April is National Oral Cancer Awareness Month
April is National Oral Cancer Awareness Month, a time when the dental community rallies together to fight against a serious disease. It has been reported that oral and pharyngeal cancer (cancer of the mouth and upper throat) collectively kills nearly one person every hour of every day of the year. Of the people newly diagnosed with these cancers, only about 60% will live longer than five years. In addition, many who do survive end up suffering from long-term problems such as severe facial disfigurement or difficulty eating and speaking.
When caught early, oral cancers have an 80 to 90 percent survival rate. Although we cannot stop this virus from spreading, prevention can save a life. Celebrate National Oral Cancer Awareness Month by scheduling an oral cancer screening with your dentist.
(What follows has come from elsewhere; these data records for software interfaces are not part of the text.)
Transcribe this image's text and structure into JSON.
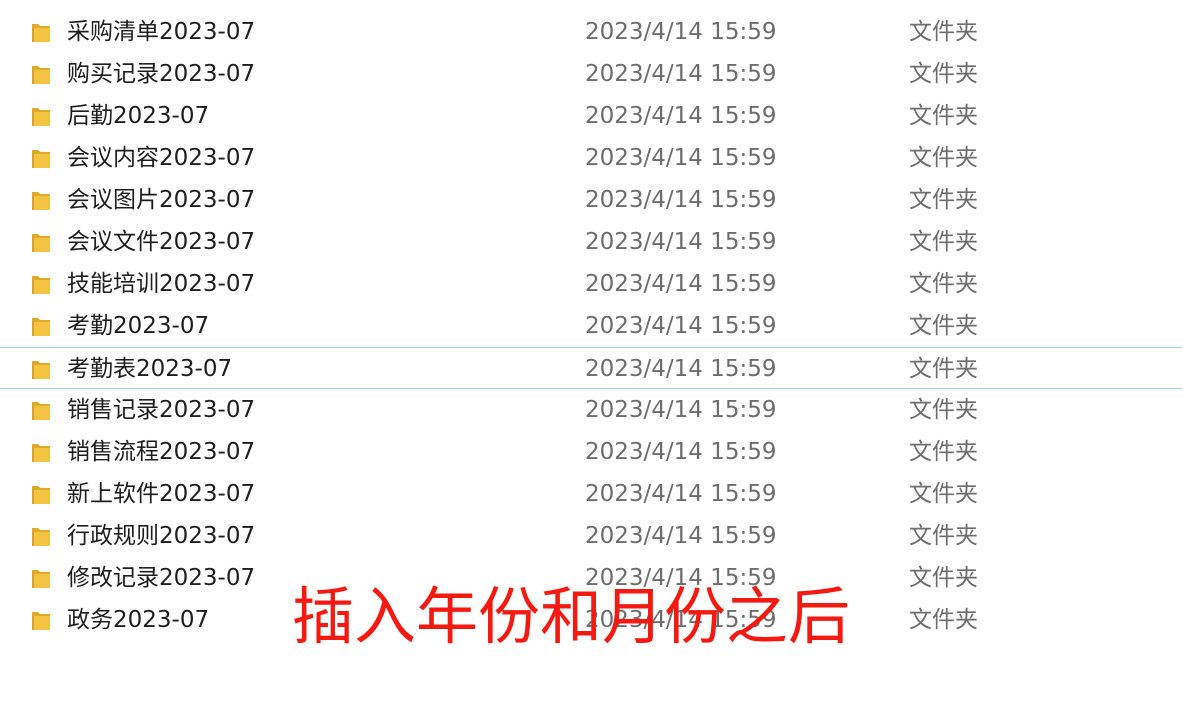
{
  "colors": {
    "name_text": "#1e1e1e",
    "meta_text": "#6d6d6d",
    "selection_border": "#9fd3e6",
    "folder_icon": "#f5c342",
    "caption": "#f41a12"
  },
  "files": [
    {
      "name": "采购清单2023-07",
      "date": "2023/4/14 15:59",
      "type": "文件夹",
      "icon": "folder-icon"
    },
    {
      "name": "购买记录2023-07",
      "date": "2023/4/14 15:59",
      "type": "文件夹",
      "icon": "folder-icon"
    },
    {
      "name": "后勤2023-07",
      "date": "2023/4/14 15:59",
      "type": "文件夹",
      "icon": "folder-icon"
    },
    {
      "name": "会议内容2023-07",
      "date": "2023/4/14 15:59",
      "type": "文件夹",
      "icon": "folder-icon"
    },
    {
      "name": "会议图片2023-07",
      "date": "2023/4/14 15:59",
      "type": "文件夹",
      "icon": "folder-icon"
    },
    {
      "name": "会议文件2023-07",
      "date": "2023/4/14 15:59",
      "type": "文件夹",
      "icon": "folder-icon"
    },
    {
      "name": "技能培训2023-07",
      "date": "2023/4/14 15:59",
      "type": "文件夹",
      "icon": "folder-icon"
    },
    {
      "name": "考勤2023-07",
      "date": "2023/4/14 15:59",
      "type": "文件夹",
      "icon": "folder-icon"
    },
    {
      "name": "考勤表2023-07",
      "date": "2023/4/14 15:59",
      "type": "文件夹",
      "icon": "folder-icon",
      "selected": true
    },
    {
      "name": "销售记录2023-07",
      "date": "2023/4/14 15:59",
      "type": "文件夹",
      "icon": "folder-icon"
    },
    {
      "name": "销售流程2023-07",
      "date": "2023/4/14 15:59",
      "type": "文件夹",
      "icon": "folder-icon"
    },
    {
      "name": "新上软件2023-07",
      "date": "2023/4/14 15:59",
      "type": "文件夹",
      "icon": "folder-icon"
    },
    {
      "name": "行政规则2023-07",
      "date": "2023/4/14 15:59",
      "type": "文件夹",
      "icon": "folder-icon"
    },
    {
      "name": "修改记录2023-07",
      "date": "2023/4/14 15:59",
      "type": "文件夹",
      "icon": "folder-icon"
    },
    {
      "name": "政务2023-07",
      "date": "2023/4/14 15:59",
      "type": "文件夹",
      "icon": "folder-icon"
    }
  ],
  "overlay": {
    "caption": "插入年份和月份之后"
  }
}
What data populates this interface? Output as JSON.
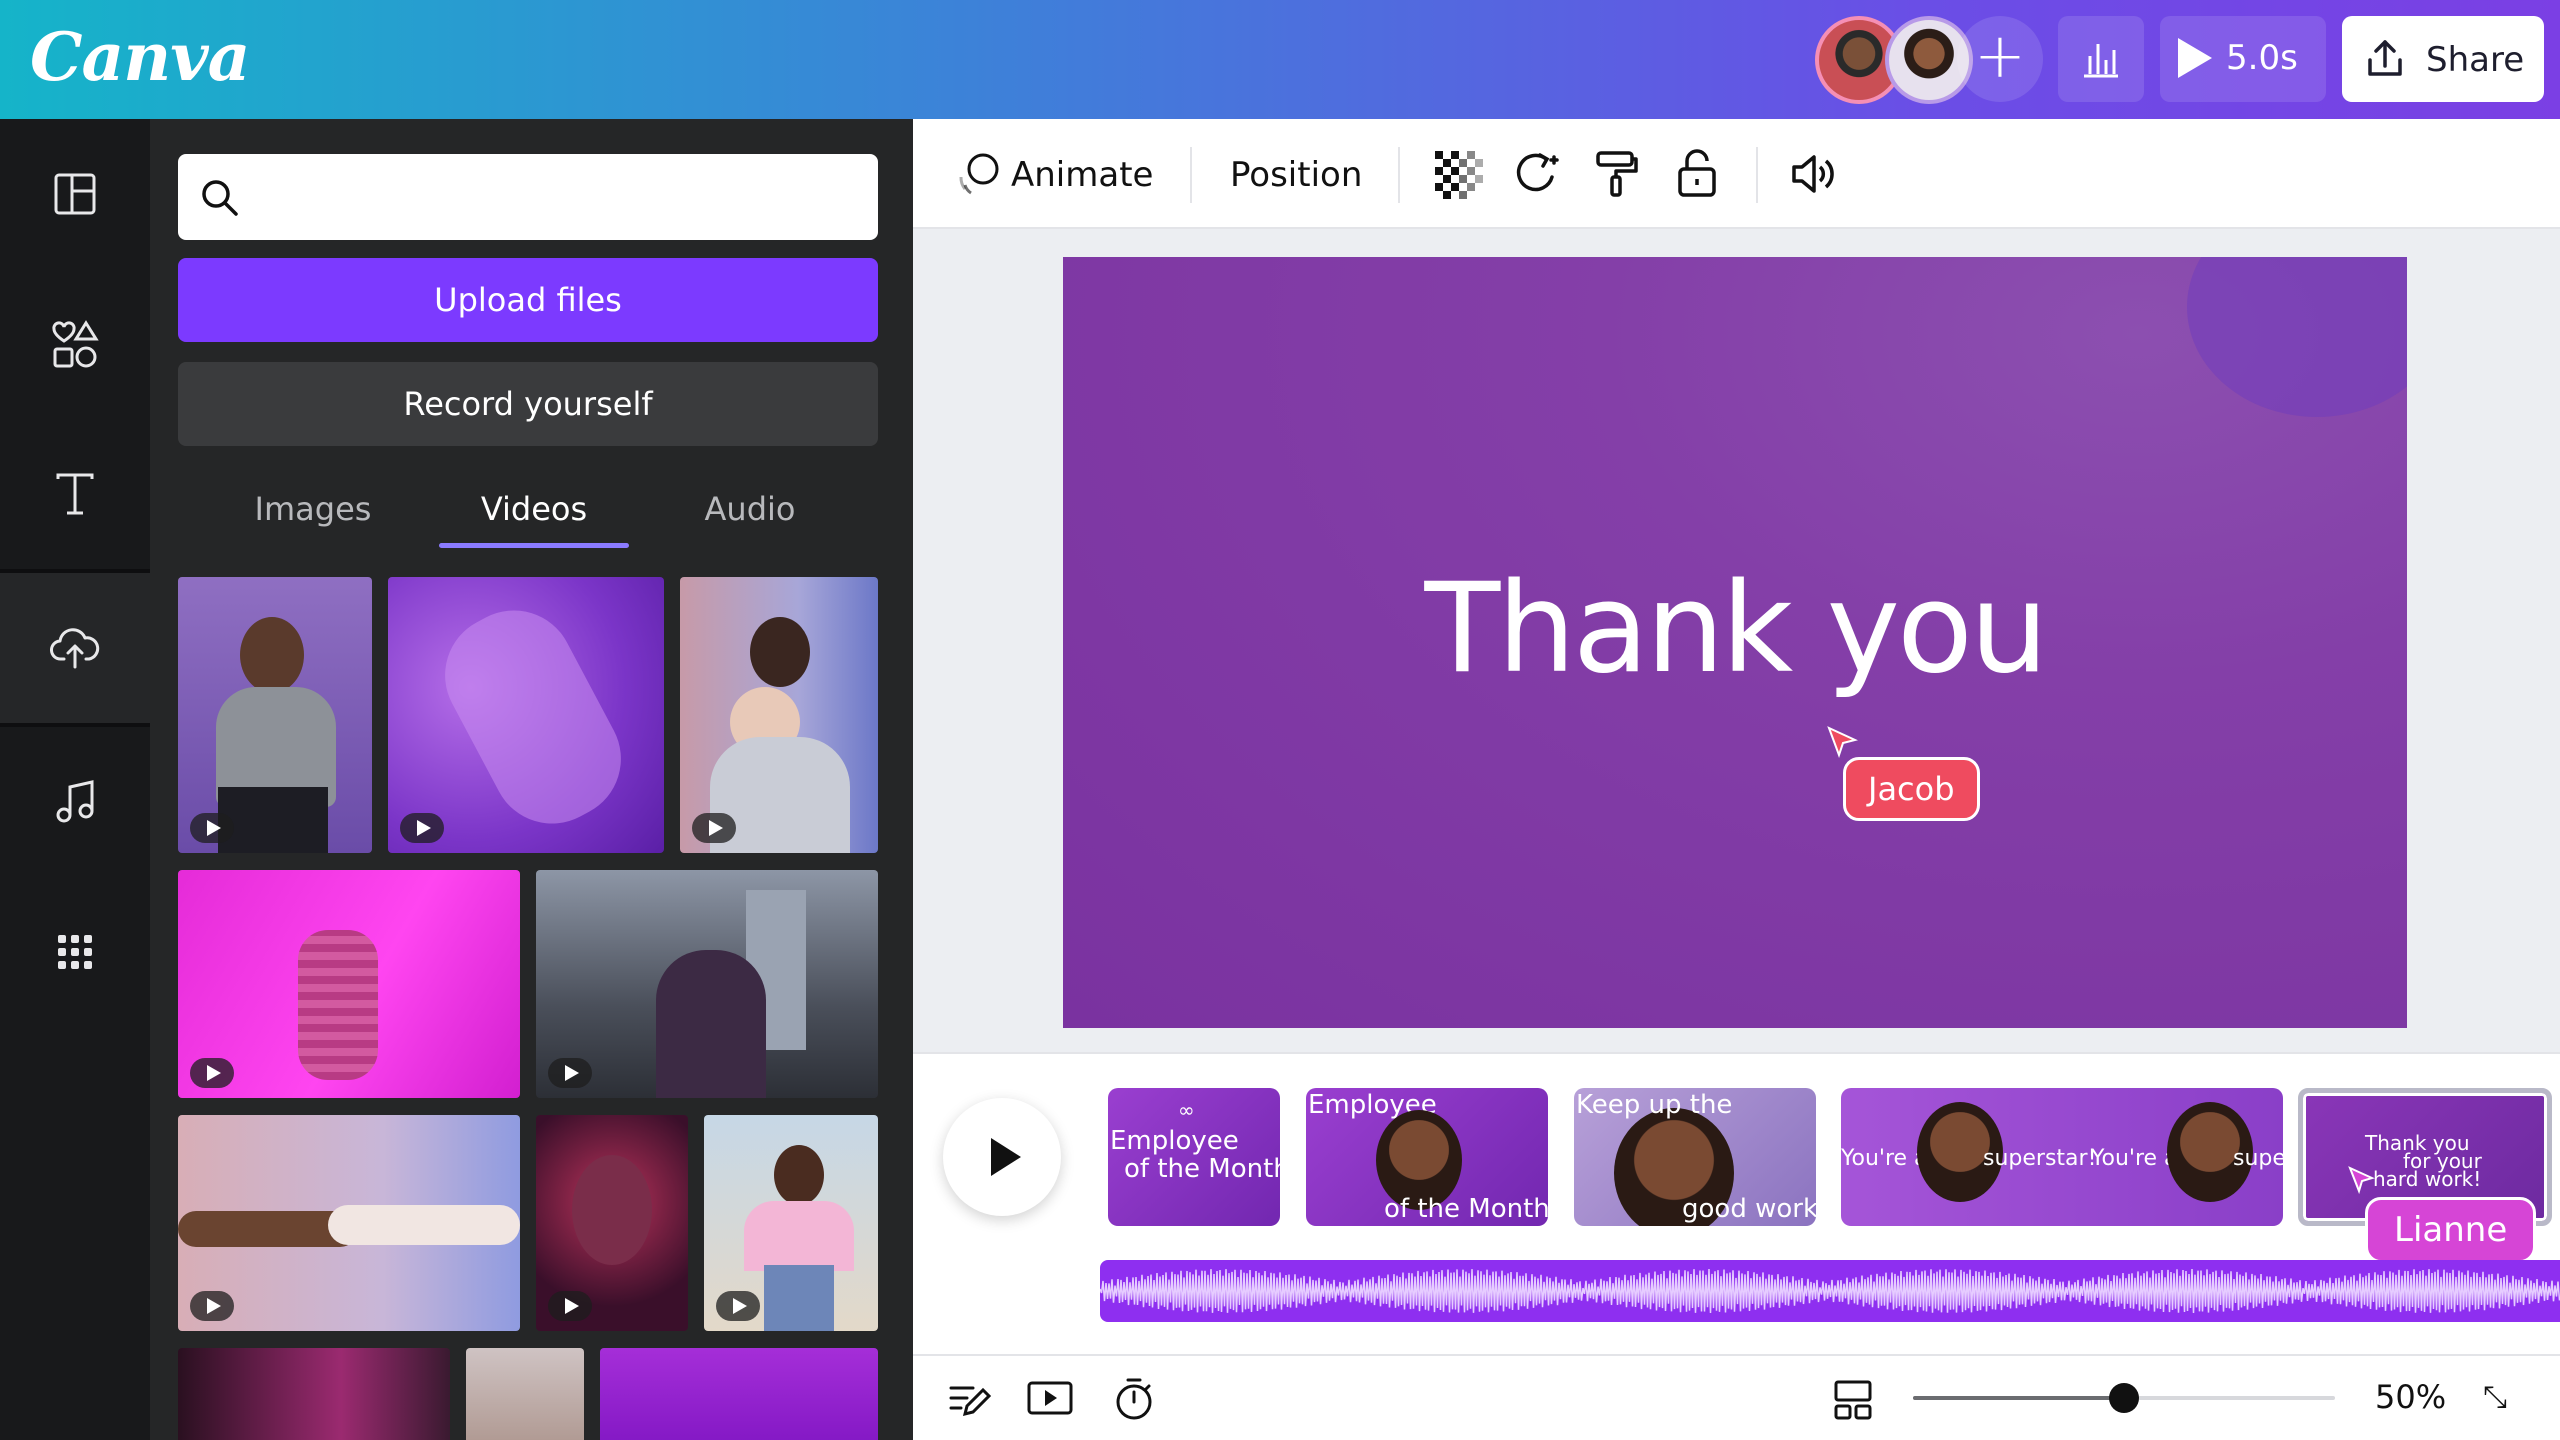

The goal of oral cancer screening is to identify mouth cancer early when there is a greater chance for a cure.
Are You at Risk?
Some of the risk factors for oral cancer include tobacco use, heavy alcohol consumption, infection with human papillomavirus (HPV), sun exposure, diet, betel nut use, and a personal history of oral cancer. However, the fastest growing segment of oral cancer patients is young, healthy, nonsmoking individuals. That’s why it is more important than ever for all adults to have regular oral cancer screenings.
Recognize the Symptoms
Symptoms to watch for include patches inside the mouth or the lips, a sore on the mouth or lips that don't heal, bleeding in the mouth, loose teeth, pain or difficulty swallowing, a lump in the neck, numbness of the lower lip and chin and a persistent earache. Visit your dentist or physician immediately if you have any of these symptoms.
Schedule an Oral Cancer Screening
Oral cancer screening is an examination performed by a dentist or doctor to look for signs of cancer or precancerous conditions in your mouth. The screening itself will consist of a visual inspection of the oral cavity (lips, cheek lining, gums, the front part of your tongue, floor of the mouth, roof of the mouth) and palpation of the jaw and neck. Regular visits to your dentist can improve the chances that any suspicious changes in your oral health will be caught early, at a time when cancer can be treated more easily.
- It is important to remember that your doctor does not necessarily think you have cancer if he or she suggests a screening test. Screening tests can be administered even when you have no cancer symptoms.